Task inputs:
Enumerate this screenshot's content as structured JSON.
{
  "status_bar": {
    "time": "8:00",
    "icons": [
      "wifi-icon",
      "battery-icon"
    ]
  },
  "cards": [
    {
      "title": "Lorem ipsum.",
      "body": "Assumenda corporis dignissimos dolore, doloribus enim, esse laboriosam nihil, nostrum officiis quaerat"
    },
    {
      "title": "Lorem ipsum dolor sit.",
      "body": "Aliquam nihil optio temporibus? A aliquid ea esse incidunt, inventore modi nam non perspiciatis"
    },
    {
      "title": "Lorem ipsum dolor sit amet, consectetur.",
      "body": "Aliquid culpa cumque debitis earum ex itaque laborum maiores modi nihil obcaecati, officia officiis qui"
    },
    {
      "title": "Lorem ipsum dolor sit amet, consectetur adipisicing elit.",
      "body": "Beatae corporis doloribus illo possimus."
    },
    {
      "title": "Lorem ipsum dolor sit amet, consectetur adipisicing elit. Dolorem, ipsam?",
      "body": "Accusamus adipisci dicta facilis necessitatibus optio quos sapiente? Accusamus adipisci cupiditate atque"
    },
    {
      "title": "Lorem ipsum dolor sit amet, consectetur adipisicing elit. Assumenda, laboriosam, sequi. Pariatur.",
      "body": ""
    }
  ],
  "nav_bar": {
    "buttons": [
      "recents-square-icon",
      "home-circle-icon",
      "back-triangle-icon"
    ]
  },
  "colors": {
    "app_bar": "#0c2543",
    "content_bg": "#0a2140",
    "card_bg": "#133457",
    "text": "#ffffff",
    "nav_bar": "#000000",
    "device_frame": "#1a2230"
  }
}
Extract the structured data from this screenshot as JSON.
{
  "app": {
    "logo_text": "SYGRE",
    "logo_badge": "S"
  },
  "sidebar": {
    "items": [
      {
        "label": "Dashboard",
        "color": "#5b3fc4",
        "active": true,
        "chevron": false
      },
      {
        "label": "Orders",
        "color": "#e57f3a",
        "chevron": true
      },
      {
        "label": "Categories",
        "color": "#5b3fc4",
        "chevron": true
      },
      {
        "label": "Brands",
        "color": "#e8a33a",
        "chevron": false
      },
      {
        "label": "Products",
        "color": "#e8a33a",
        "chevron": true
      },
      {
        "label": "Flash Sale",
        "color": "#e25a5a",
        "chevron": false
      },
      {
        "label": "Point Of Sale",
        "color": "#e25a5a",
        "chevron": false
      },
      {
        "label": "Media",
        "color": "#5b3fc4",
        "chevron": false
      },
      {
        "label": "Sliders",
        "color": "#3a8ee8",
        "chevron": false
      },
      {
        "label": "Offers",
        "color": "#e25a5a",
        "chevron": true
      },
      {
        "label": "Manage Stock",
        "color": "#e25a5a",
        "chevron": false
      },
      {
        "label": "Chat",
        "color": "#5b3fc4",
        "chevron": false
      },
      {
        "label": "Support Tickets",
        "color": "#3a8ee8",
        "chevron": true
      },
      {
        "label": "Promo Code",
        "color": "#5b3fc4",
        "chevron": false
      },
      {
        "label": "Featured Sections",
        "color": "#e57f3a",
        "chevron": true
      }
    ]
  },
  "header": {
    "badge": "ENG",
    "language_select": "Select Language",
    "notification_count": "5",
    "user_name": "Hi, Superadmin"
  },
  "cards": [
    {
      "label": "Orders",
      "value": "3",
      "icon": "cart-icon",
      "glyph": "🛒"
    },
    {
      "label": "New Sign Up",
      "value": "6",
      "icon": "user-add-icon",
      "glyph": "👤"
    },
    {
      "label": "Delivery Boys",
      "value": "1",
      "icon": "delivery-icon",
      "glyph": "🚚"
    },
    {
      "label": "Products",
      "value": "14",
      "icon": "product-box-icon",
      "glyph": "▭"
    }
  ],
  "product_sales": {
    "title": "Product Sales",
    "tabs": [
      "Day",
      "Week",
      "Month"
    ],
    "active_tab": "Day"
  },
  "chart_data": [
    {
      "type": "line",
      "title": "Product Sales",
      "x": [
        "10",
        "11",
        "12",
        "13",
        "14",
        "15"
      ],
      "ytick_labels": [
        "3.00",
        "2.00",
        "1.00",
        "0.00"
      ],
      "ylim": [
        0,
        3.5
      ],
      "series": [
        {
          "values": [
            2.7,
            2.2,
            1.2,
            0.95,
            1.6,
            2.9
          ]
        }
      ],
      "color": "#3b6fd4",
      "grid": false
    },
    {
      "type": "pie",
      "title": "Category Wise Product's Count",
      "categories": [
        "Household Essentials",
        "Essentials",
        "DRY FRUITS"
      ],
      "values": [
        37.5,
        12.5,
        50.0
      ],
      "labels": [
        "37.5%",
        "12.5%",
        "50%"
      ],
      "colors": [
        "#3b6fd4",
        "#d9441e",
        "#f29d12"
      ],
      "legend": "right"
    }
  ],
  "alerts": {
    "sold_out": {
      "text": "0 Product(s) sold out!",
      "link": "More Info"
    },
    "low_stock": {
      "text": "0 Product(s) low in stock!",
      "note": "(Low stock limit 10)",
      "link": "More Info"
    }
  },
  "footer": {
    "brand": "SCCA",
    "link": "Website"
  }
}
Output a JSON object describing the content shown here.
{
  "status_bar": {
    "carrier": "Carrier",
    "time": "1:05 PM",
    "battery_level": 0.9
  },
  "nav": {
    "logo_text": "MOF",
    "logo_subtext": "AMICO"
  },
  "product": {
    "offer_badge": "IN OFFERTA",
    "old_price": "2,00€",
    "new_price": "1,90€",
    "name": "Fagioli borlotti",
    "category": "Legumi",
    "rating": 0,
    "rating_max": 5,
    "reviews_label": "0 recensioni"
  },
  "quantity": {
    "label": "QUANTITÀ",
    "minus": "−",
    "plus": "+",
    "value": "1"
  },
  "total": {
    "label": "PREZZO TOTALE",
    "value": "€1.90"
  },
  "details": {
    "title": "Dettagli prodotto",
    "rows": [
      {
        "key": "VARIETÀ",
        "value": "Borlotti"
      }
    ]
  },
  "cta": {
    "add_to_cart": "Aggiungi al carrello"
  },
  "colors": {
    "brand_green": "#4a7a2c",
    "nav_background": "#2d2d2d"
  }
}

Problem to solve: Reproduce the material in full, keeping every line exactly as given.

Answer for this exercise:
Enumerate this screenshot's content as structured JSON.
{
  "status_bar": {
    "time": "8:00",
    "icons": [
      "wifi-icon",
      "battery-icon"
    ]
  },
  "cards": [
    {
      "title": "Lorem ipsum.",
      "body": "Assumenda corporis dignissimos dolore, doloribus enim, esse laboriosam nihil, nostrum officiis quaerat"
    },
    {
      "title": "Lorem ipsum dolor sit.",
      "body": "Aliquam nihil optio temporibus? A aliquid ea esse incidunt, inventore modi nam non perspiciatis"
    },
    {
      "title": "Lorem ipsum dolor sit amet, consectetur.",
      "body": "Aliquid culpa cumque debitis earum ex itaque laborum maiores modi nihil obcaecati, officia officiis qui"
    },
    {
      "title": "Lorem ipsum dolor sit amet, consectetur adipisicing elit.",
      "body": "Beatae corporis doloribus illo possimus."
    },
    {
      "title": "Lorem ipsum dolor sit amet, consectetur adipisicing elit. Dolorem, ipsam?",
      "body": "Accusamus adipisci dicta facilis necessitatibus optio quos sapiente? Accusamus adipisci cupiditate atque"
    },
    {
      "title": "Lorem ipsum dolor sit amet, consectetur adipisicing elit. Assumenda, laboriosam, sequi. Pariatur.",
      "body": ""
    }
  ],
  "nav_bar": {
    "buttons": [
      "recents-square-icon",
      "home-circle-icon",
      "back-triangle-icon"
    ]
  },
  "colors": {
    "app_bar": "#0c2543",
    "content_bg": "#0a2140",
    "card_bg": "#133457",
    "text": "#ffffff",
    "nav_bar": "#000000",
    "device_frame": "#1a2230"
  }
}
Extract the structured data from this screenshot as JSON.
{
  "app": {
    "logo_text": "SYGRE",
    "logo_badge": "S"
  },
  "sidebar": {
    "items": [
      {
        "label": "Dashboard",
        "color": "#5b3fc4",
        "active": true,
        "chevron": false
      },
      {
        "label": "Orders",
        "color": "#e57f3a",
        "chevron": true
      },
      {
        "label": "Categories",
        "color": "#5b3fc4",
        "chevron": true
      },
      {
        "label": "Brands",
        "color": "#e8a33a",
        "chevron": false
      },
      {
        "label": "Products",
        "color": "#e8a33a",
        "chevron": true
      },
      {
        "label": "Flash Sale",
        "color": "#e25a5a",
        "chevron": false
      },
      {
        "label": "Point Of Sale",
        "color": "#e25a5a",
        "chevron": false
      },
      {
        "label": "Media",
        "color": "#5b3fc4",
        "chevron": false
      },
      {
        "label": "Sliders",
        "color": "#3a8ee8",
        "chevron": false
      },
      {
        "label": "Offers",
        "color": "#e25a5a",
        "chevron": true
      },
      {
        "label": "Manage Stock",
        "color": "#e25a5a",
        "chevron": false
      },
      {
        "label": "Chat",
        "color": "#5b3fc4",
        "chevron": false
      },
      {
        "label": "Support Tickets",
        "color": "#3a8ee8",
        "chevron": true
      },
      {
        "label": "Promo Code",
        "color": "#5b3fc4",
        "chevron": false
      },
      {
        "label": "Featured Sections",
        "color": "#e57f3a",
        "chevron": true
      }
    ]
  },
  "header": {
    "badge": "ENG",
    "language_select": "Select Language",
    "notification_count": "5",
    "user_name": "Hi, Superadmin"
  },
  "cards": [
    {
      "label": "Orders",
      "value": "3",
      "icon": "cart-icon",
      "glyph": "🛒"
    },
    {
      "label": "New Sign Up",
      "value": "6",
      "icon": "user-add-icon",
      "glyph": "👤"
    },
    {
      "label": "Delivery Boys",
      "value": "1",
      "icon": "delivery-icon",
      "glyph": "🚚"
    },
    {
      "label": "Products",
      "value": "14",
      "icon": "product-box-icon",
      "glyph": "▭"
    }
  ],
  "product_sales": {
    "title": "Product Sales",
    "tabs": [
      "Day",
      "Week",
      "Month"
    ],
    "active_tab": "Day"
  },
  "chart_data": [
    {
      "type": "line",
      "title": "Product Sales",
      "x": [
        "10",
        "11",
        "12",
        "13",
        "14",
        "15"
      ],
      "ytick_labels": [
        "3.00",
        "2.00",
        "1.00",
        "0.00"
      ],
      "ylim": [
        0,
        3.5
      ],
      "series": [
        {
          "values": [
            2.7,
            2.2,
            1.2,
            0.95,
            1.6,
            2.9
          ]
        }
      ],
      "color": "#3b6fd4",
      "grid": false
    },
    {
      "type": "pie",
      "title": "Category Wise Product's Count",
      "categories": [
        "Household Essentials",
        "Essentials",
        "DRY FRUITS"
      ],
      "values": [
        37.5,
        12.5,
        50.0
      ],
      "labels": [
        "37.5%",
        "12.5%",
        "50%"
      ],
      "colors": [
        "#3b6fd4",
        "#d9441e",
        "#f29d12"
      ],
      "legend": "right"
    }
  ],
  "alerts": {
    "sold_out": {
      "text": "0 Product(s) sold out!",
      "link": "More Info"
    },
    "low_stock": {
      "text": "0 Product(s) low in stock!",
      "note": "(Low stock limit 10)",
      "link": "More Info"
    }
  },
  "footer": {
    "brand": "SCCA",
    "link": "Website"
  }
}
Output a JSON object describing the content shown here.
{
  "status_bar": {
    "carrier": "Carrier",
    "time": "1:05 PM",
    "battery_level": 0.9
  },
  "nav": {
    "logo_text": "MOF",
    "logo_subtext": "AMICO"
  },
  "product": {
    "offer_badge": "IN OFFERTA",
    "old_price": "2,00€",
    "new_price": "1,90€",
    "name": "Fagioli borlotti",
    "category": "Legumi",
    "rating": 0,
    "rating_max": 5,
    "reviews_label": "0 recensioni"
  },
  "quantity": {
    "label": "QUANTITÀ",
    "minus": "−",
    "plus": "+",
    "value": "1"
  },
  "total": {
    "label": "PREZZO TOTALE",
    "value": "€1.90"
  },
  "details": {
    "title": "Dettagli prodotto",
    "rows": [
      {
        "key": "VARIETÀ",
        "value": "Borlotti"
      }
    ]
  },
  "cta": {
    "add_to_cart": "Aggiungi al carrello"
  },
  "colors": {
    "brand_green": "#4a7a2c",
    "nav_background": "#2d2d2d"
  }
}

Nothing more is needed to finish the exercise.